The site shut down suddenly on July 5, prompting worries that millions of dollars could have been taken from its customers. In 2015, operators of one major dark web market took $12 million from users in just such a scheme. Instead, AlphaBay’s shutdown was due to raids and arrests by law enforcement in the United States, Canada and Thailand.
Officials targeted Alexandre Cazes, a Canadian citizen thought to be the leader of AlphaBay. Cazes was found dead in a Thailand jail cell on Wednesday, supposedly while extradition to the U.S. was being prepared.
The Bangkok Post reported that police impounded “four Lamborghini cars and three houses worth about 400 million baht ($11.7 million) in total” from Cazes, who had been living in Thailand for eight years.
AlphaBay operated for three years as a marketplace on the Tor network, rising as a leader among dark web marketplaces due to its speed, reliability and availability of goods that separated the site from its competitors.
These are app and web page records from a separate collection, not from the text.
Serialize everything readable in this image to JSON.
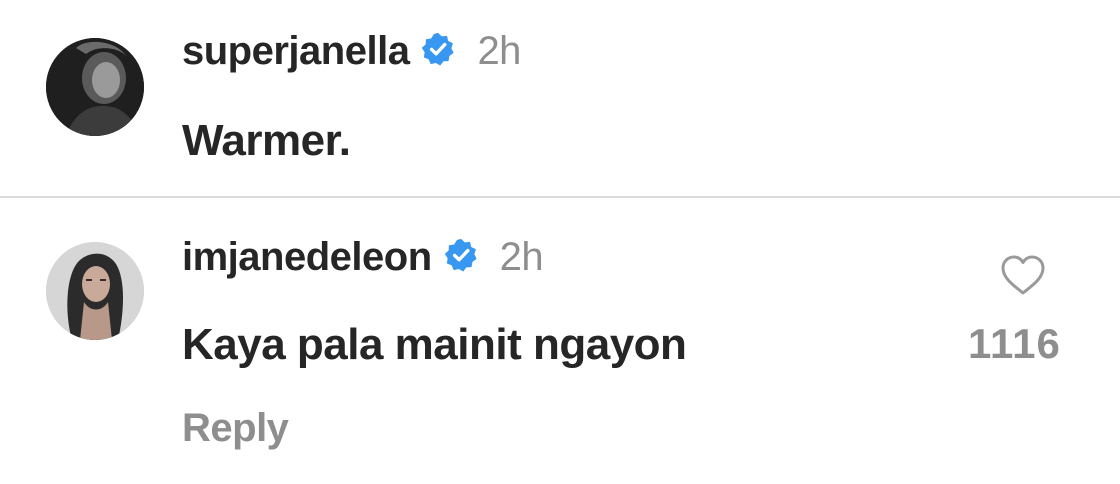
{
  "comments": [
    {
      "username": "superjanella",
      "verified": true,
      "time": "2h",
      "text": "Warmer."
    },
    {
      "username": "imjanedeleon",
      "verified": true,
      "time": "2h",
      "text": "Kaya pala mainit ngayon",
      "reply_label": "Reply",
      "like_count": "1116"
    }
  ],
  "colors": {
    "text": "#262626",
    "muted": "#8e8e8e",
    "verified_blue": "#3897f0",
    "divider": "#dcdcdc"
  },
  "icons": [
    "avatar",
    "verified-badge-icon",
    "heart-icon"
  ]
}
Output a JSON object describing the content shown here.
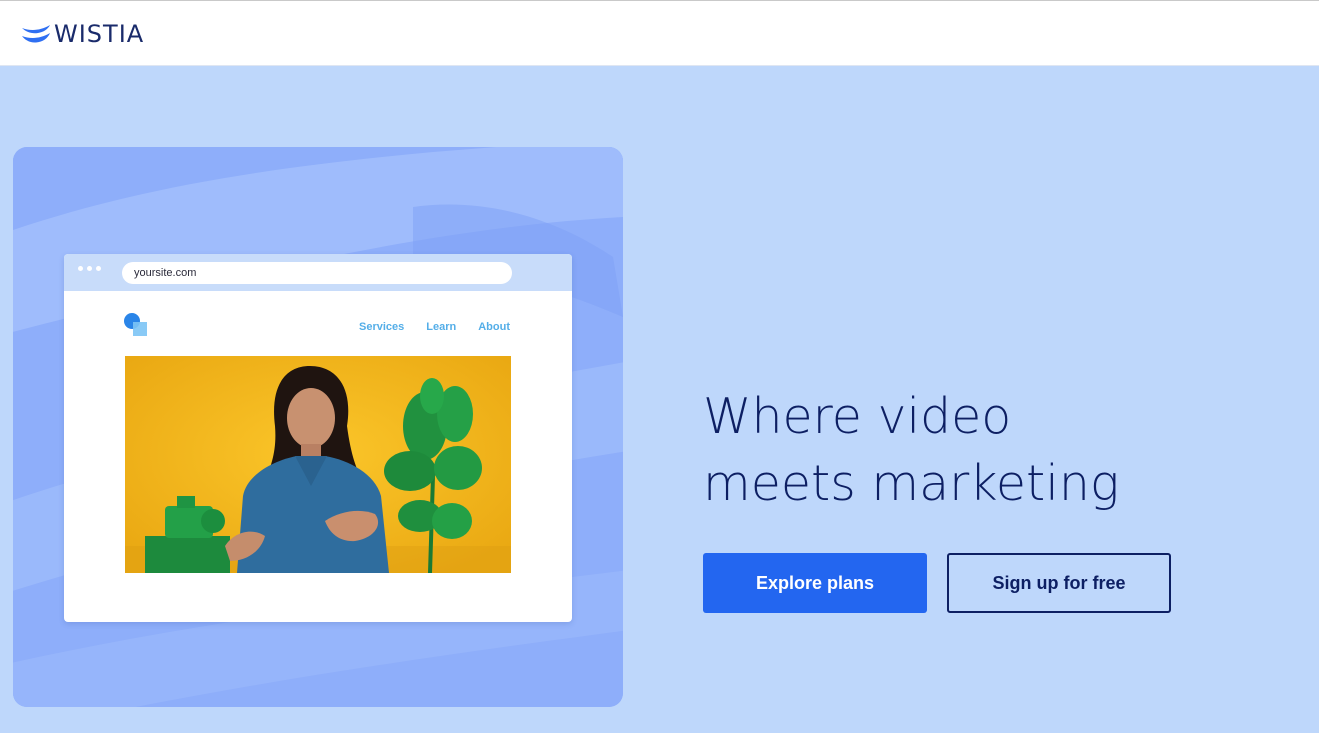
{
  "header": {
    "logo_text": "WISTIA"
  },
  "hero": {
    "headline_line1": "Where video",
    "headline_line2": "meets marketing",
    "primary_button_label": "Explore plans",
    "secondary_button_label": "Sign up for free"
  },
  "mock_browser": {
    "url": "yoursite.com",
    "nav_items": [
      "Services",
      "Learn",
      "About"
    ]
  },
  "colors": {
    "hero_background": "#bed7fb",
    "card_background": "#8fb0fa",
    "headline": "#0d1f63",
    "primary_button": "#2366f0",
    "nav_link": "#54aee8",
    "video_background": "#f6bd1e"
  },
  "icons": {
    "logo": "wistia-logo-icon",
    "site_logo": "site-logo-icon",
    "browser_dots": "window-dots-icon"
  }
}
The storefront sold millions of dollars worth of drugs, malware, stolen data, weapons and other illicit products around the world. It was in many ways the successor to Silk Road, the original dark web marketplace that was shuttered by U.S. authorities in October 2013. Ross Ulbricht, a U.S.-based programmer, was convicted of running Silk Road and is currently serving two life sentences.